After the Docker installation is finished on your new host, we will add it to your Rancher as a host. For that, you need to launch the Rancher dashboard and go to ‘INFRASTRUCTURE’, followed by ‘Hosts’. Next, click ‘Add Host’ and enter the default Host Registration URL in the designated field. Once done, press the ‘Save’ button.
After that, you need to choose your Host type. Select ‘Custom’ and type your new host’s IP address. Also, don’t forget to copy the Docker command.
Next, launch your new host’s terminal and paste the command following:
sudo docker run -e CATTLE_AGENT_IP=”192.168.33.11″ –rm –privileged -v /var/run/docker.sock:/var/run/docker.sock -v /var/lib/rancher:/var/lib/rancher rancher/agent:v1.2.10 http://192.168.33.10:8080/v1/scripts/BCF2EFCA73A02954EBDF:1514678400000:OdRDdvnEUbV2hUMAFIS3oQxcTt4
Doing so will download the new Rancher agent container and run it. Upon flawless completion, you will receive an output confirming so.
Now, upon going back to the preceding page, click ‘Close’. With that, the new host has become a part of your Rancher server.
Step 5: Create a New Container for Testing
After everything is done, it’s best to check if the process went well. For that purpose, create a demo container, for instance, Ghost.
Doing so is easy. From the Rancher dashboard, go to ‘CATALOG’, followed by ‘Community Catalog.’ Next, in the search box, enter your container name (in this case, Ghost) and press the ‘View Details’ button. Assign a new name and description to your Ghost container and press ‘Launch.’ Once completed, you will see ‘Active’ written before your container name.
Your Ghost container is up and running now. Navigate to ‘INFRASTRUCTURE’ and press ‘Host.’ Here, you must ensure that your Ghost container runs on your new host server.

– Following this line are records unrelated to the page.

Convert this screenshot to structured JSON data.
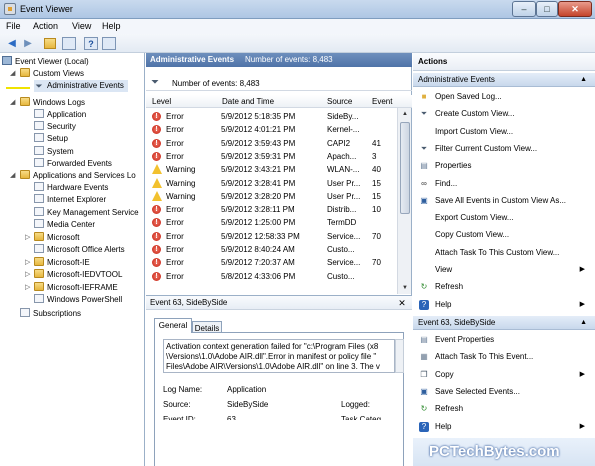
{
  "window": {
    "title": "Event Viewer",
    "min": "–",
    "max": "□",
    "close": "✕"
  },
  "menu": [
    "File",
    "Action",
    "View",
    "Help"
  ],
  "toolbar": {
    "back": "◀",
    "forward": "▶",
    "help": "?"
  },
  "tree": {
    "root": "Event Viewer (Local)",
    "custom_views": "Custom Views",
    "admin_events": "Administrative Events",
    "windows_logs": "Windows Logs",
    "windows_logs_items": [
      "Application",
      "Security",
      "Setup",
      "System",
      "Forwarded Events"
    ],
    "apps_services": "Applications and Services Lo",
    "apps_items": [
      "Hardware Events",
      "Internet Explorer",
      "Key Management Service",
      "Media Center",
      "Microsoft",
      "Microsoft Office Alerts",
      "Microsoft-IE",
      "Microsoft-IEDVTOOL",
      "Microsoft-IEFRAME",
      "Windows PowerShell"
    ],
    "subscriptions": "Subscriptions"
  },
  "center": {
    "header_title": "Administrative Events",
    "header_count": "Number of events: 8,483",
    "filter_count": "Number of events: 8,483",
    "columns": [
      "Level",
      "Date and Time",
      "Source",
      "Event"
    ],
    "rows": [
      {
        "level": "Error",
        "date": "5/9/2012 5:18:35 PM",
        "source": "SideBy...",
        "event": ""
      },
      {
        "level": "Error",
        "date": "5/9/2012 4:01:21 PM",
        "source": "Kernel-...",
        "event": ""
      },
      {
        "level": "Error",
        "date": "5/9/2012 3:59:43 PM",
        "source": "CAPI2",
        "event": "41"
      },
      {
        "level": "Error",
        "date": "5/9/2012 3:59:31 PM",
        "source": "Apach...",
        "event": "3"
      },
      {
        "level": "Warning",
        "date": "5/9/2012 3:43:21 PM",
        "source": "WLAN-...",
        "event": "40"
      },
      {
        "level": "Warning",
        "date": "5/9/2012 3:28:41 PM",
        "source": "User Pr...",
        "event": "15"
      },
      {
        "level": "Warning",
        "date": "5/9/2012 3:28:20 PM",
        "source": "User Pr...",
        "event": "15"
      },
      {
        "level": "Error",
        "date": "5/9/2012 3:28:11 PM",
        "source": "Distrib...",
        "event": "10"
      },
      {
        "level": "Error",
        "date": "5/9/2012 1:25:00 PM",
        "source": "TermDD",
        "event": ""
      },
      {
        "level": "Error",
        "date": "5/9/2012 12:58:33 PM",
        "source": "Service...",
        "event": "70"
      },
      {
        "level": "Error",
        "date": "5/9/2012 8:40:24 AM",
        "source": "Custo...",
        "event": ""
      },
      {
        "level": "Error",
        "date": "5/9/2012 7:20:37 AM",
        "source": "Service...",
        "event": "70"
      },
      {
        "level": "Error",
        "date": "5/8/2012 4:33:06 PM",
        "source": "Custo...",
        "event": ""
      }
    ],
    "detail_title": "Event 63, SideBySide",
    "tab_general": "General",
    "tab_details": "Details",
    "message_lines": [
      "Activation context generation failed for \"c:\\Program Files (x8",
      "\\Versions\\1.0\\Adobe AIR.dll\".Error in manifest or policy file \"",
      "Files\\Adobe AIR\\Versions\\1.0\\Adobe AIR.dll\" on line 3. The v"
    ],
    "log_name_label": "Log Name:",
    "log_name_value": "Application",
    "source_label": "Source:",
    "source_value": "SideBySide",
    "logged_label": "Logged:",
    "event_id_label": "Event ID:",
    "event_id_value": "63",
    "task_label": "Task Categ"
  },
  "actions": {
    "title": "Actions",
    "section1": "Administrative Events",
    "items1": [
      {
        "label": "Open Saved Log...",
        "icon": "folder-icon"
      },
      {
        "label": "Create Custom View...",
        "icon": "filter-icon"
      },
      {
        "label": "Import Custom View...",
        "icon": ""
      },
      {
        "label": "Filter Current Custom View...",
        "icon": "filter-icon"
      },
      {
        "label": "Properties",
        "icon": "properties-icon"
      },
      {
        "label": "Find...",
        "icon": "binoculars-icon"
      },
      {
        "label": "Save All Events in Custom View As...",
        "icon": "save-icon"
      },
      {
        "label": "Export Custom View...",
        "icon": ""
      },
      {
        "label": "Copy Custom View...",
        "icon": ""
      },
      {
        "label": "Attach Task To This Custom View...",
        "icon": ""
      },
      {
        "label": "View",
        "icon": "",
        "sub": "▶"
      },
      {
        "label": "Refresh",
        "icon": "refresh-icon"
      },
      {
        "label": "Help",
        "icon": "help-icon",
        "sub": "▶"
      }
    ],
    "section2": "Event 63, SideBySide",
    "items2": [
      {
        "label": "Event Properties",
        "icon": "properties-icon"
      },
      {
        "label": "Attach Task To This Event...",
        "icon": "task-icon"
      },
      {
        "label": "Copy",
        "icon": "copy-icon",
        "sub": "▶"
      },
      {
        "label": "Save Selected Events...",
        "icon": "save-icon"
      },
      {
        "label": "Refresh",
        "icon": "refresh-icon"
      },
      {
        "label": "Help",
        "icon": "help-icon",
        "sub": "▶"
      }
    ]
  },
  "watermark": "PCTechBytes.com"
}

You can verify if your Ghost container installation was successful by going to your browser and typing your new host server IP address. It will take you to the default welcome page of the Ghost blog.
That’s all. Your Rancher installation on CentOS 7 is completed successfully.
As you can see, the process to install Rancher on CentOS 7 is nothing fancy. By simply following the steps mentioned above, you too can do it with ease. Every step has to be adhered to religiously. From installing Docker to your CentOS 7 to adding a new host – do everything systematically, and there’s nothing to fret about. Also, it’s crucial that you create a demo container to see everything is working fine. Here, we took Ghost as our demo. But, you’re free to pick any container that you desire.
It’s a known fact that Rancher has been a great solution to all K8s container deployment-related problems. Kubernetes, while being an amazing platform, is infamous for container deployment complexities. That’s why tools like Rancher become necessary, almost an essential part of the K8s world. Besides its efficiency, Rancher’s pure open-source facility and multi-cluster support have contributed to it being a maverick among similar platforms. If you too suffer from deployment issues regarding containers and containerized apps in Kubernetes, you shouldn’t misspend any more of your time. Utilize this guide, install Rancher on your local machine with ease. Good luck!